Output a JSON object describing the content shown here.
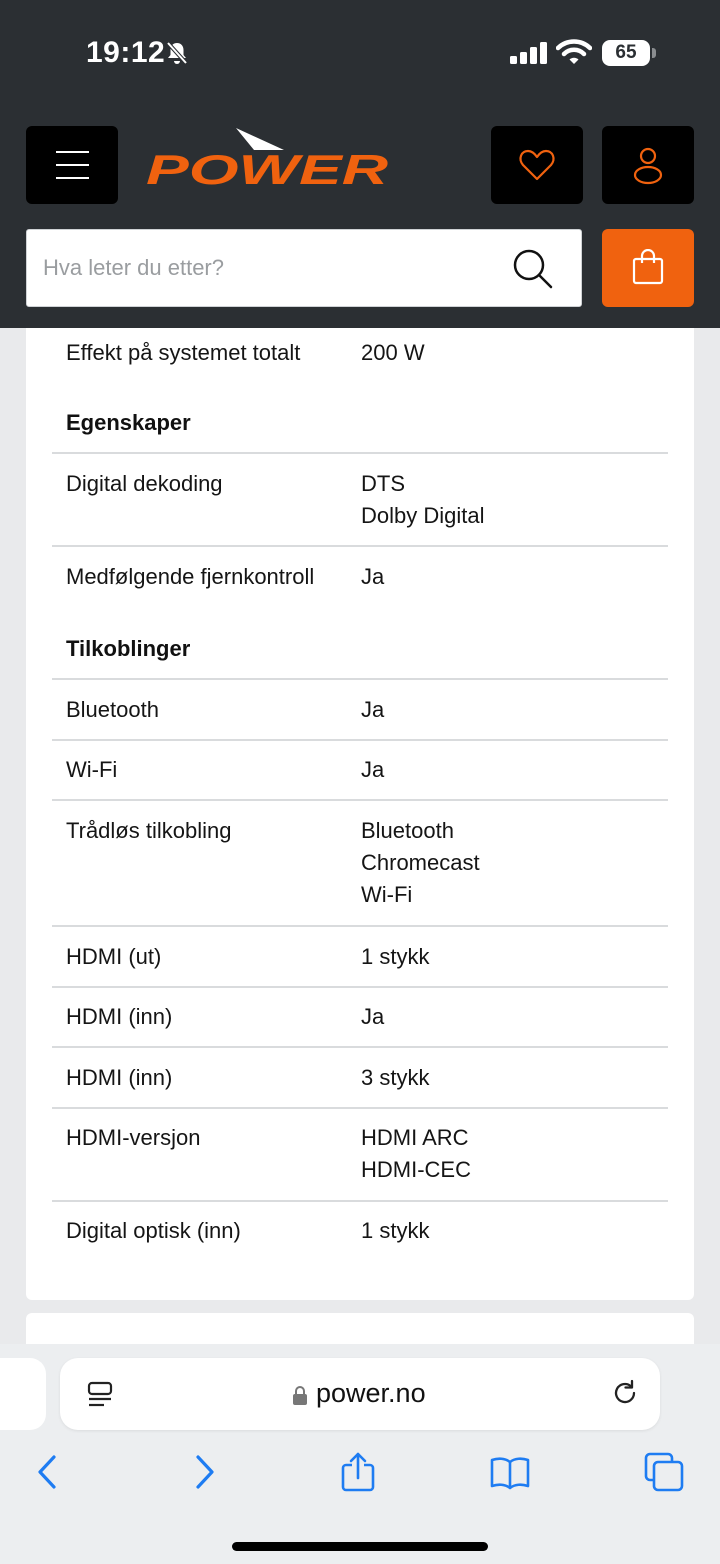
{
  "status_bar": {
    "time": "19:12",
    "battery": "65"
  },
  "header": {
    "logo_text": "POWER",
    "search_placeholder": "Hva leter du etter?",
    "accent_color": "#f0620f"
  },
  "specs": {
    "top_row": {
      "key": "Effekt på systemet totalt",
      "value": [
        "200 W"
      ]
    },
    "sections": [
      {
        "title": "Egenskaper",
        "rows": [
          {
            "key": "Digital dekoding",
            "value": [
              "DTS",
              "Dolby Digital"
            ]
          },
          {
            "key": "Medfølgende fjernkontroll",
            "value": [
              "Ja"
            ]
          }
        ]
      },
      {
        "title": "Tilkoblinger",
        "rows": [
          {
            "key": "Bluetooth",
            "value": [
              "Ja"
            ]
          },
          {
            "key": "Wi-Fi",
            "value": [
              "Ja"
            ]
          },
          {
            "key": "Trådløs tilkobling",
            "value": [
              "Bluetooth",
              "Chromecast",
              "Wi-Fi"
            ]
          },
          {
            "key": "HDMI (ut)",
            "value": [
              "1 stykk"
            ]
          },
          {
            "key": "HDMI (inn)",
            "value": [
              "Ja"
            ]
          },
          {
            "key": "HDMI (inn)",
            "value": [
              "3 stykk"
            ]
          },
          {
            "key": "HDMI-versjon",
            "value": [
              "HDMI ARC",
              "HDMI-CEC"
            ]
          },
          {
            "key": "Digital optisk (inn)",
            "value": [
              "1 stykk"
            ]
          }
        ]
      }
    ]
  },
  "browser": {
    "url": "power.no"
  }
}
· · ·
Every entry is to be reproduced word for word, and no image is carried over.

Task answer
Output a JSON object describing the content shown here.
{
  "status_bar": {
    "time": "19:12",
    "battery": "65"
  },
  "header": {
    "logo_text": "POWER",
    "search_placeholder": "Hva leter du etter?",
    "accent_color": "#f0620f"
  },
  "specs": {
    "top_row": {
      "key": "Effekt på systemet totalt",
      "value": [
        "200 W"
      ]
    },
    "sections": [
      {
        "title": "Egenskaper",
        "rows": [
          {
            "key": "Digital dekoding",
            "value": [
              "DTS",
              "Dolby Digital"
            ]
          },
          {
            "key": "Medfølgende fjernkontroll",
            "value": [
              "Ja"
            ]
          }
        ]
      },
      {
        "title": "Tilkoblinger",
        "rows": [
          {
            "key": "Bluetooth",
            "value": [
              "Ja"
            ]
          },
          {
            "key": "Wi-Fi",
            "value": [
              "Ja"
            ]
          },
          {
            "key": "Trådløs tilkobling",
            "value": [
              "Bluetooth",
              "Chromecast",
              "Wi-Fi"
            ]
          },
          {
            "key": "HDMI (ut)",
            "value": [
              "1 stykk"
            ]
          },
          {
            "key": "HDMI (inn)",
            "value": [
              "Ja"
            ]
          },
          {
            "key": "HDMI (inn)",
            "value": [
              "3 stykk"
            ]
          },
          {
            "key": "HDMI-versjon",
            "value": [
              "HDMI ARC",
              "HDMI-CEC"
            ]
          },
          {
            "key": "Digital optisk (inn)",
            "value": [
              "1 stykk"
            ]
          }
        ]
      }
    ]
  },
  "browser": {
    "url": "power.no"
  }
}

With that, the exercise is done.